Residents seek transparency and accountability as new Vallejo police chief is announced

The Vallejo Police Department, after years of turmoil, is getting a new police chief.

Shawny Williams was chosen among five finalists, and almost 50 applicants to lead the embattled department, beset by lawsuits and community unrest.

Williams is the first African American to lead the department.

The previous chief retired under intense criticism as Vallejo has paid out millions of dollars in settlements for wrongful deaths and excessive force by officers.

"I'm 65 years old and I grew up here," said Diana Johnson, enjoying the music of a downtown arts festival Friday evening.

The new chief, she says, needs to build trust. "Police officers need to be more humble and more generous to the public instead of accusing everybody of things they didn't do," said Johnson.

Shawny Williams has been with the San Jose Police Department more than 26 years - rising from an officer to Deputy Chief.

In a statement, he said he was humbled and honored to be chosen and looked forward to "tackling challenges together."

"We have had some hurt, we have had some pain, and this is the start of beginning to heal," said Vallejo Mayor Bob Sampayan, who retired as a Sergeant at Vallejo police department.

Vallejo's city manager made the final selection, but Sampayan says community workshops helped hone the qualities people wanted.

And in final interviews involving a citizen panel, Williams sailed to the top.

"His idea of community spirit, community involvement, very strong on being out in the community and that's what we need in our new police chief," said Sampayan.

But police watchdogs wonder if William's hiring is really a turning point.
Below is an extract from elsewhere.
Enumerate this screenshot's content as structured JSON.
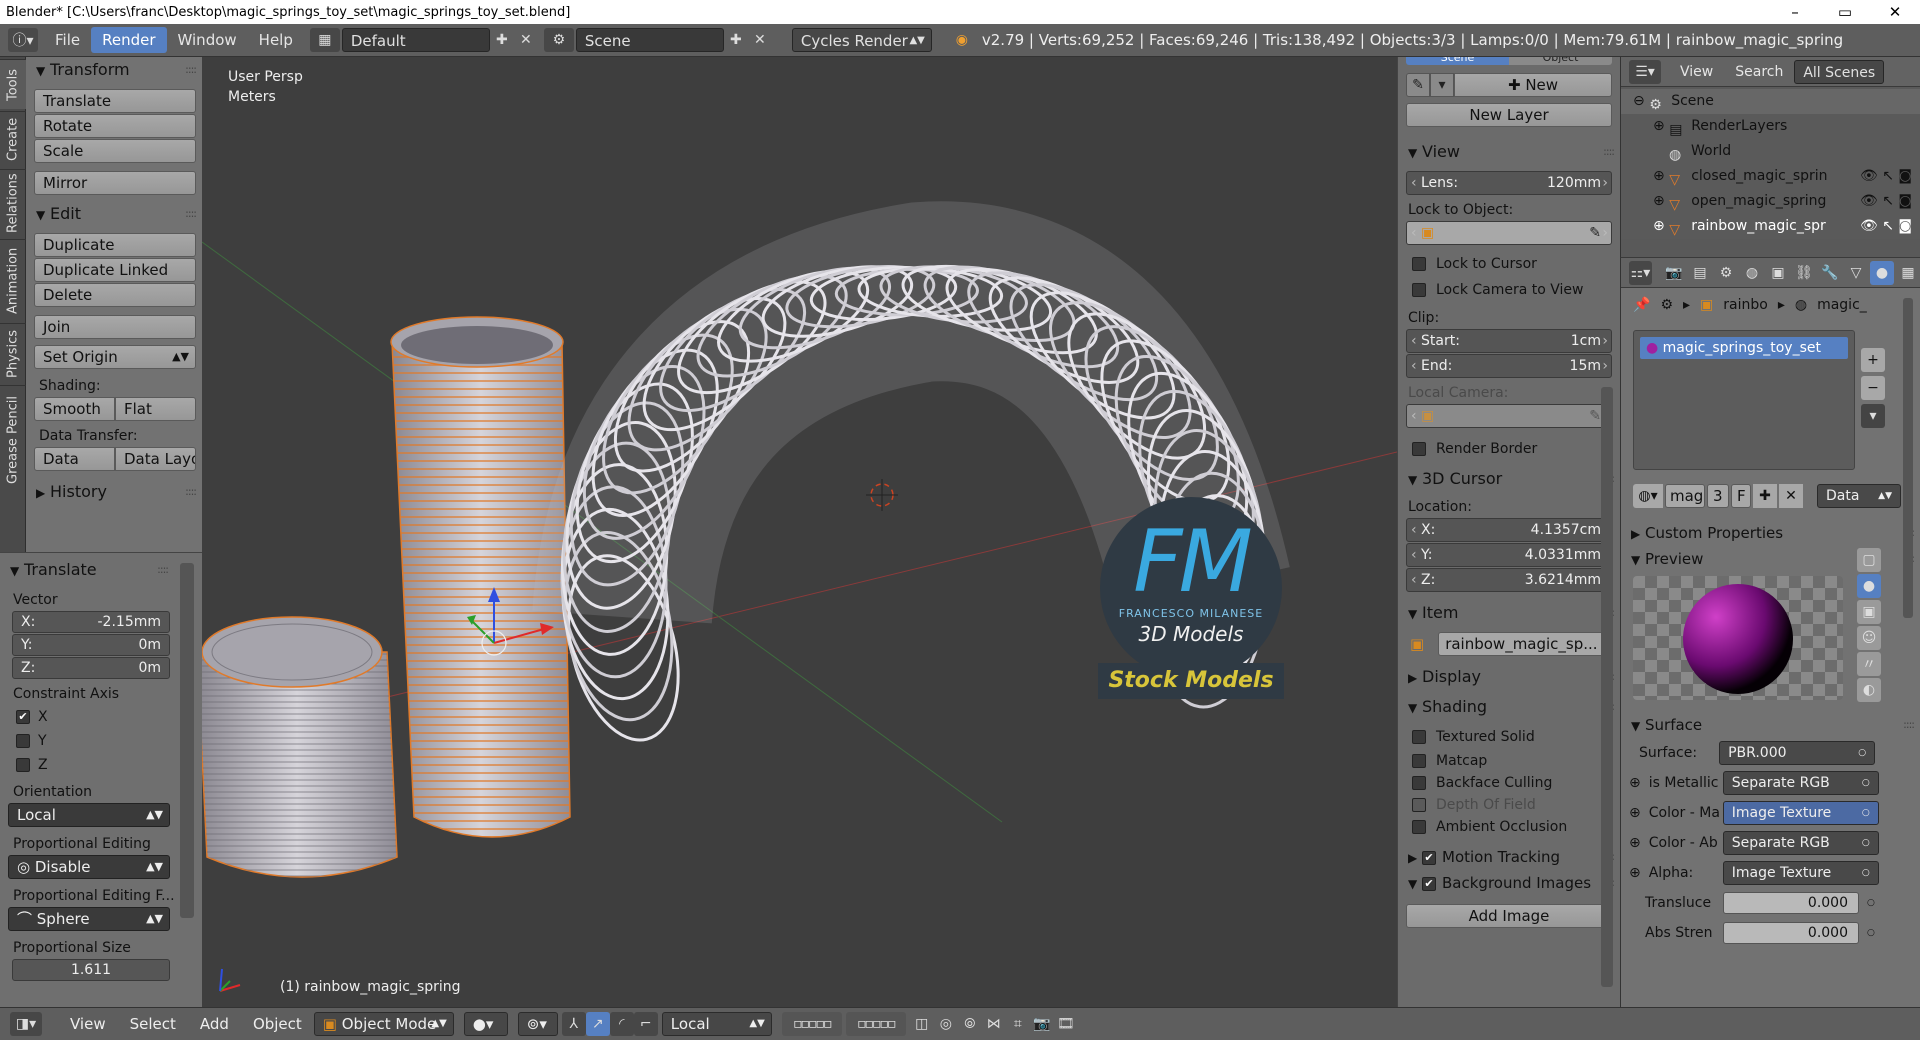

"I feel like now we're going to be guinea pigs," said civil rights attorney Melissa Nold. "I hope he does a great job but he's not tested in any way."

Nold represents many families who claim loved ones have been wrongfully abused or killed by officers.

Some incidents were captured on police body-cameras, others on cell phones, and some occurred off-duty as well as while in uniform.

"It's beyond the people who have been killed. It's the daily disrespects, the arrests that shouldn't have happened, and the racial profiling," said Nold.

She would have preferred a candidate who has already been a chief, and reformed a department.

"A strong chief has the ability to demand discipline which is our biggest problem in Vallejo - things going on that nobody is getting in trouble for."

Some young people who have grown up in Vallejo can't remember when police relations were ever good.

"I don't have any kind of criminal background but I'm fearful for my own self because of my skin color or my age range," said Naitesha Silas, 23. "Because of what I've seen happen around me, I feel safer if I don't call the police."

And when Williams takes the reins in November, he will also be saddled with high crime rates.

"I live on an active corner and I see a lot of what happens close and personal," said resident Phil Bandy, watching as two police cruisers stopped on his block, lights flashing.

Bandy hopes that along with transparency and accountability, the new chief can make the community safer.

"We need officers with the personal touch, but they live in a pretty harsh environment," said Bandy. "It's dangerous here, for what they do."

Williams will earn an annual salary of $261,000.

The U.S. Department of Justice, already invited to evaluate the department's policies and practices, may still come and advise as Williams takes over.